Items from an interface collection
-=-=-=-=-

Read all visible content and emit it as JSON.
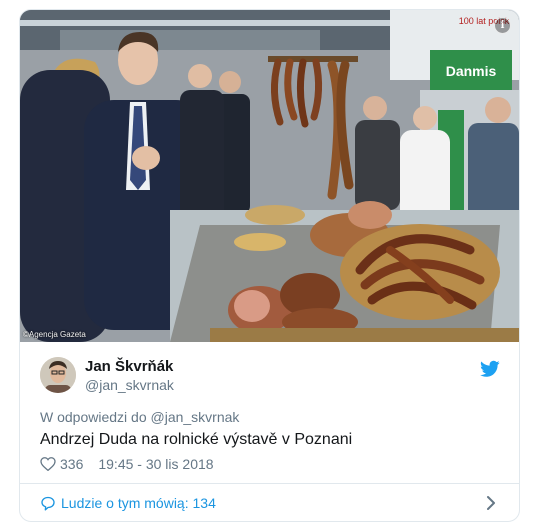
{
  "photo": {
    "credit": "©Agencja Gazeta",
    "info_icon": "info-icon",
    "sign_brand": "Danmis",
    "sign_banner": "100 lat polsk"
  },
  "author": {
    "name": "Jan Škvrňák",
    "handle": "@jan_skvrnak",
    "avatar_icon": "avatar"
  },
  "reply_to": "W odpowiedzi do @jan_skvrnak",
  "tweet_text": "Andrzej Duda na rolnické výstavě v Poznani",
  "meta": {
    "likes": "336",
    "timestamp": "19:45 - 30 lis 2018"
  },
  "footer": {
    "label": "Ludzie o tym mówią: 134"
  },
  "colors": {
    "twitter_blue": "#1da1f2",
    "link_blue": "#1b95e0",
    "secondary_text": "#657786",
    "border": "#e1e8ed"
  }
}
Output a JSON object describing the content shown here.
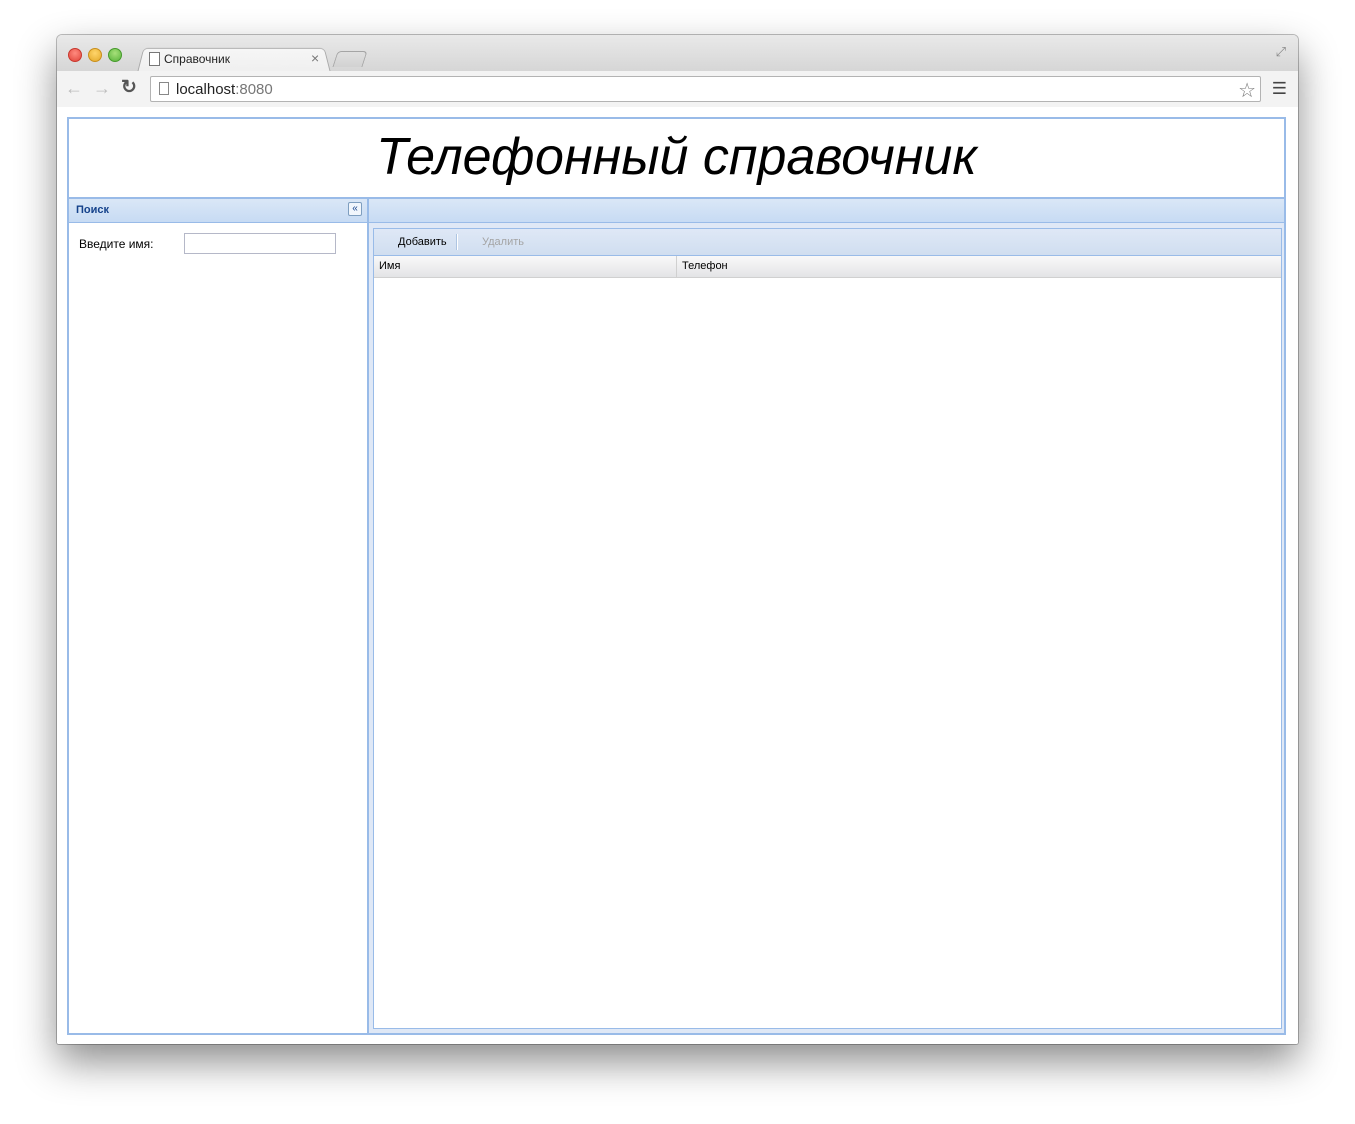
{
  "browser": {
    "tab_title": "Справочник",
    "tab_close": "×",
    "url_host": "localhost",
    "url_port": ":8080",
    "icons": [
      "document-icon",
      "back-icon",
      "forward-icon",
      "reload-icon",
      "star-icon",
      "menu-icon",
      "fullscreen-icon",
      "close-icon"
    ]
  },
  "app": {
    "title": "Телефонный справочник",
    "search_panel": {
      "title": "Поиск",
      "collapse_glyph": "«",
      "name_label": "Введите имя:",
      "name_value": ""
    },
    "grid": {
      "toolbar": {
        "add_label": "Добавить",
        "delete_label": "Удалить"
      },
      "columns": [
        "Имя",
        "Телефон"
      ],
      "rows": []
    }
  },
  "colors": {
    "panel_border": "#99bbe8",
    "panel_title": "#15428b"
  }
}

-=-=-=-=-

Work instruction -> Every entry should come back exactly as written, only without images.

Your response ->
Read all visible content and emit it as JSON.
{
  "photo": {
    "credit": "©Agencja Gazeta",
    "info_icon": "info-icon",
    "sign_brand": "Danmis",
    "sign_banner": "100 lat polsk"
  },
  "author": {
    "name": "Jan Škvrňák",
    "handle": "@jan_skvrnak",
    "avatar_icon": "avatar"
  },
  "reply_to": "W odpowiedzi do @jan_skvrnak",
  "tweet_text": "Andrzej Duda na rolnické výstavě v Poznani",
  "meta": {
    "likes": "336",
    "timestamp": "19:45 - 30 lis 2018"
  },
  "footer": {
    "label": "Ludzie o tym mówią: 134"
  },
  "colors": {
    "twitter_blue": "#1da1f2",
    "link_blue": "#1b95e0",
    "secondary_text": "#657786",
    "border": "#e1e8ed"
  }
}
Output a JSON object describing the content shown here.
{
  "browser": {
    "tab_title": "Справочник",
    "tab_close": "×",
    "url_host": "localhost",
    "url_port": ":8080",
    "icons": [
      "document-icon",
      "back-icon",
      "forward-icon",
      "reload-icon",
      "star-icon",
      "menu-icon",
      "fullscreen-icon",
      "close-icon"
    ]
  },
  "app": {
    "title": "Телефонный справочник",
    "search_panel": {
      "title": "Поиск",
      "collapse_glyph": "«",
      "name_label": "Введите имя:",
      "name_value": ""
    },
    "grid": {
      "toolbar": {
        "add_label": "Добавить",
        "delete_label": "Удалить"
      },
      "columns": [
        "Имя",
        "Телефон"
      ],
      "rows": []
    }
  },
  "colors": {
    "panel_border": "#99bbe8",
    "panel_title": "#15428b"
  }
}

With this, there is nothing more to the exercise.